#### [Instructions for the task]
Copy all lines below that use the word "Margem".

Exercise data: Begin

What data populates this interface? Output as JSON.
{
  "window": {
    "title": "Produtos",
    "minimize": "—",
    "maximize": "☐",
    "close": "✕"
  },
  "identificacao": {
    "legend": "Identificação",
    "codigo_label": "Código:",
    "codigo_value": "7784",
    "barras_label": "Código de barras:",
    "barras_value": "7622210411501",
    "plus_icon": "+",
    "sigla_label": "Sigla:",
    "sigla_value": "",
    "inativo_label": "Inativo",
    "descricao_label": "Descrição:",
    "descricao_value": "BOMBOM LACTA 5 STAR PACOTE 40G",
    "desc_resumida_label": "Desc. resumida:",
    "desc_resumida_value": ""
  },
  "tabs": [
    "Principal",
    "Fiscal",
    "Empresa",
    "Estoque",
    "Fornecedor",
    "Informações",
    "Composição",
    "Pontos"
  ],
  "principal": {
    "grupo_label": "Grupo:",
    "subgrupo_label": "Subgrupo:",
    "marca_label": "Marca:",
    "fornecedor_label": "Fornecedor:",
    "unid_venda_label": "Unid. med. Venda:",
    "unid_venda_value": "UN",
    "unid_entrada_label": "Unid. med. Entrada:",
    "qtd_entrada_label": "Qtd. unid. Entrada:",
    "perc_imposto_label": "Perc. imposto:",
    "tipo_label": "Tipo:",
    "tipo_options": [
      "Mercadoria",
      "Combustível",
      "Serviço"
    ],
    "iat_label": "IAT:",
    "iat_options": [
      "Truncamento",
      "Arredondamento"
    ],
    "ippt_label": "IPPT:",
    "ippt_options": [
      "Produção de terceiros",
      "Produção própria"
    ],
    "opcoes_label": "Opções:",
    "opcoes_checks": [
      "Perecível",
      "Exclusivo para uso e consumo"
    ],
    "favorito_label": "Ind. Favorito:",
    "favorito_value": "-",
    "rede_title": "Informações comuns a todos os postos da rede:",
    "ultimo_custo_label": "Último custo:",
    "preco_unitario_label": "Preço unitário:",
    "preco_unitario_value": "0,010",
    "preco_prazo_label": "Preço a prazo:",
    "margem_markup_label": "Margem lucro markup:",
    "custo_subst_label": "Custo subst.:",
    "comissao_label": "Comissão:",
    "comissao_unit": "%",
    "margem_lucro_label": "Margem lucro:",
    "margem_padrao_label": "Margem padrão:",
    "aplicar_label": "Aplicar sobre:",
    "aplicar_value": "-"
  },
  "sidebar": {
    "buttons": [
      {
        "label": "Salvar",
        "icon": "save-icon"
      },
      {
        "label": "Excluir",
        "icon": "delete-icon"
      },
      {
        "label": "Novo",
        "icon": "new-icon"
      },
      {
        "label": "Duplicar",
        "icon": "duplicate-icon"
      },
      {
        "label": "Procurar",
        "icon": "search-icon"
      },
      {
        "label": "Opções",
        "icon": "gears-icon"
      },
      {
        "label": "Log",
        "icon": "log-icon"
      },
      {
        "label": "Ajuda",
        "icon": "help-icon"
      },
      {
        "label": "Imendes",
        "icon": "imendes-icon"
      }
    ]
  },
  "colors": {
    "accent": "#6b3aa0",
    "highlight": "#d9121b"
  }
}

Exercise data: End
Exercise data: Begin

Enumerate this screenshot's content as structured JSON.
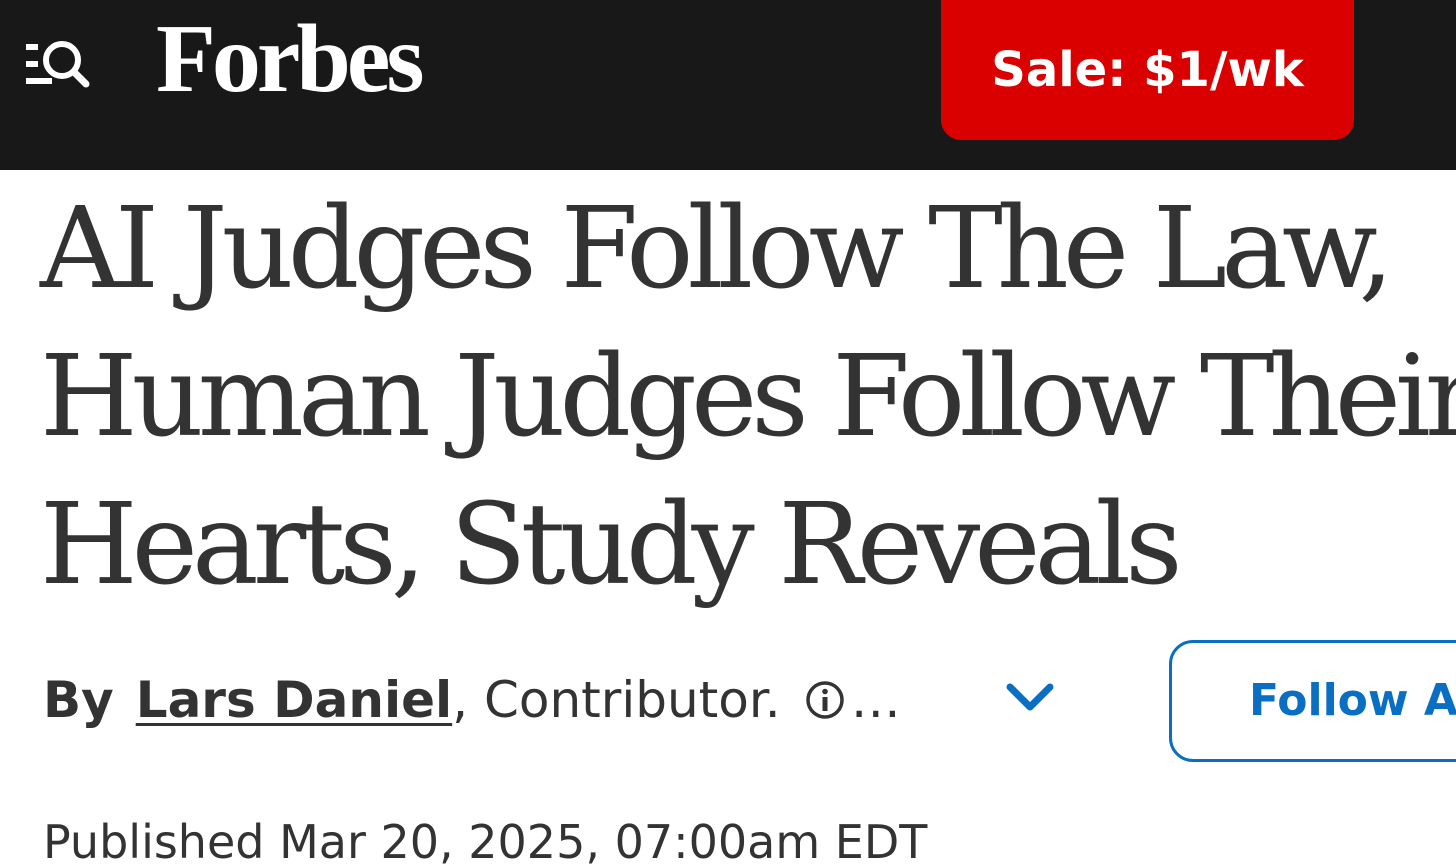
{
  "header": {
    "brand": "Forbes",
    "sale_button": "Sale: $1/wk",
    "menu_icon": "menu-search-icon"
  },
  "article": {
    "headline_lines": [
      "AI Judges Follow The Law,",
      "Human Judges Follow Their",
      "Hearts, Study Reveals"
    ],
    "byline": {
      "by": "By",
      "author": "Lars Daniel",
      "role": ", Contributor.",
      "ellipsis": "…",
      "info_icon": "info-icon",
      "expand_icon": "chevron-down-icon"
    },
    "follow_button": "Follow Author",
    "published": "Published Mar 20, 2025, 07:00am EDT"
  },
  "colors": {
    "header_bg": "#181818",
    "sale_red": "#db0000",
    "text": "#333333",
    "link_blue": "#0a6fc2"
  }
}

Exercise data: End
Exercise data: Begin

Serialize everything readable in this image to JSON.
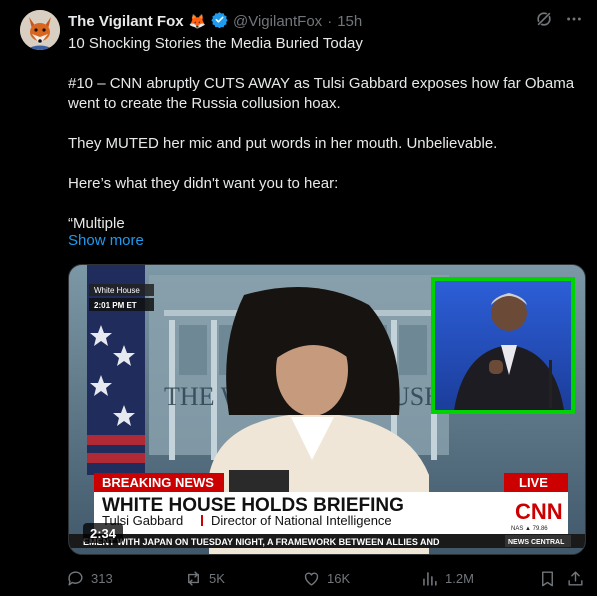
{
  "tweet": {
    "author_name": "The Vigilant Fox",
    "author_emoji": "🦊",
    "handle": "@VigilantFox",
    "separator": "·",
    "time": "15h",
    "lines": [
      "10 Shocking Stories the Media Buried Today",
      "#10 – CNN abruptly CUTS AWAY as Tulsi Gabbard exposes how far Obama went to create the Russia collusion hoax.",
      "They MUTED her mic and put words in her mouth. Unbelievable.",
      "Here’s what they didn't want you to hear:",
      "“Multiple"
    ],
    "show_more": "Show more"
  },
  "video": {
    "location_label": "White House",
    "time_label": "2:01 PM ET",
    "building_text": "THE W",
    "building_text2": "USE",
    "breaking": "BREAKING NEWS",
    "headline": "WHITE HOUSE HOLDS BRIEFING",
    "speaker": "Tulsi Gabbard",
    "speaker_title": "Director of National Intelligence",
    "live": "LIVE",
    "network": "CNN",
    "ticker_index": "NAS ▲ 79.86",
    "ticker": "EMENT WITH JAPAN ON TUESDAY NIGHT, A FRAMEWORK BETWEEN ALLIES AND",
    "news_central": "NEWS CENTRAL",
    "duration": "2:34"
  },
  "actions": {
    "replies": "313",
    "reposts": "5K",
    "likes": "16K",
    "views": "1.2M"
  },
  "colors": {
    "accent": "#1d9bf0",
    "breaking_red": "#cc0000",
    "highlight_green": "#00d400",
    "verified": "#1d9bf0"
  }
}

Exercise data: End

#### [Expected output]
    "margem_markup_label": "Margem lucro markup:",
    "margem_lucro_label": "Margem lucro:",
    "margem_padrao_label": "Margem padrão:",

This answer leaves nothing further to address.